Director: James Watkins
Cast: Daniel Radcliffe, Ciaran Hinds, Janet McTeer, Sophie Stuckey, Liz White
I have finally plucked up the courage to go and see The Woman in Black which everyone has been calling one of the creepiest films in a long time. Now I am not a big fan of horror films: for me they tend to be gratuitously gory or have an array of actors that would make an episode of Eastenders look like Chekov. However, after all of the hype and people claiming how intense it was seeing this film, I had high hopes it would leave a mark on me that I would remember, a possibly change my perception of horror films. So here we go. Are you sitting comfortably?
Now The Woman in Black is the story of Arthur Kipps, a solicitor from London played by Harry potter – I mean Daniel Radcliffe – who is sent to look after the property of Alice Drablow following her death. Now while he is staying in the village local to the property, there are several rumours and suspicions regarding the house, with Kipps being made unwelcome by the villagers who advise him not to enter the house for any reason. In cliché horror movie style the hero, or central character, is told the most valuable line in horror movie history: ‘I wouldn’t go in there if I was you’. But what do you know, against all the advice and guidance from the locals Kipps ignores this and continues with his work - which is good because otherwise this film would have been very short! So from here on in, the film plays out as you would expect: Kipps stays at the house, experiences some creepy goings-on and then he meets the Woman in Black.

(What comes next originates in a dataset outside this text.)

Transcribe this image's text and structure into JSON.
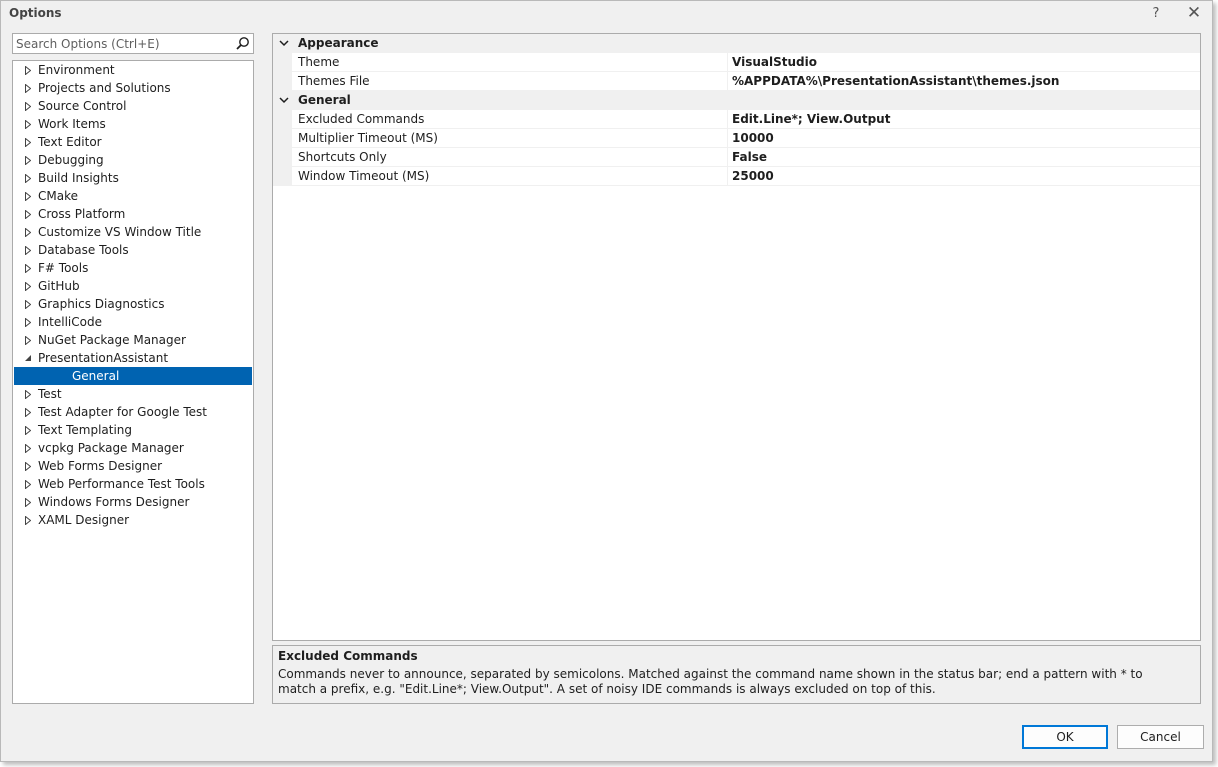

The film is a collection of jump-scares, creative camera work and periods of long and drawn out tension. Director James Watkins has incorporated some extraordinary shots into this film, each potentially being the point of view of the woman in black or any other possible spirits, adding to the intensity levels. This film is slow at the beginning, but has some very shaky moments later on that range from creepy shots of a blurred reflection right up to throwing something straight in your face that makes you want to cry. There is a period when the intensity does not stop, and I am glad at some moments I had a spare pair of underwear (I didn’t obviously – seriously!). This film is without a doubt a mental workout: In the way Inception gives you mind a workout through its density and complexness, The Woman in Black really over excites your brain, making you anticipate and see things that aren’t there, then when you think you are safe it throws a jump-scare right smack in your face. There are some moments in the film that just burn in your mind and sounds that ring in your ears for minutes after you have seen them. As a film it never lets you feel relaxed or safe for a minute, which I suppose is the purpose of horror films.
Therefore, despite my dislike for the genre, I can safely say that this is one of the best horror films I have seen for many years. It does not rely upon unnecessary gore, nor does it have poor acting. Daniel Radcliffe is superb in the role - providing you can forget his role in Harry Potter. It is obvious that Radcliffe is aiming to establish himself as an even better actor than we have seen him do outside the Harry Potter universe so far, and judging by his recent performances, including this film, he still has a substantial career ahead of him. James Watkin’s style of filmmaking, and the manner in which he sucks his audiences in and makes them a part of the experience, is brilliant, providing some of the tensest moments I have seen on screen. He does not provide any unnecessary action, violence or explanation that slows or complicates a film, instead the film both subtle and overt in its delivery. They often say that ‘less is more’, well this is most certainly the case with The Woman in Black. Although it may not have rekindled my opinion of the horror genre, the film is without a doubt one of the better films I have seen in the last six months.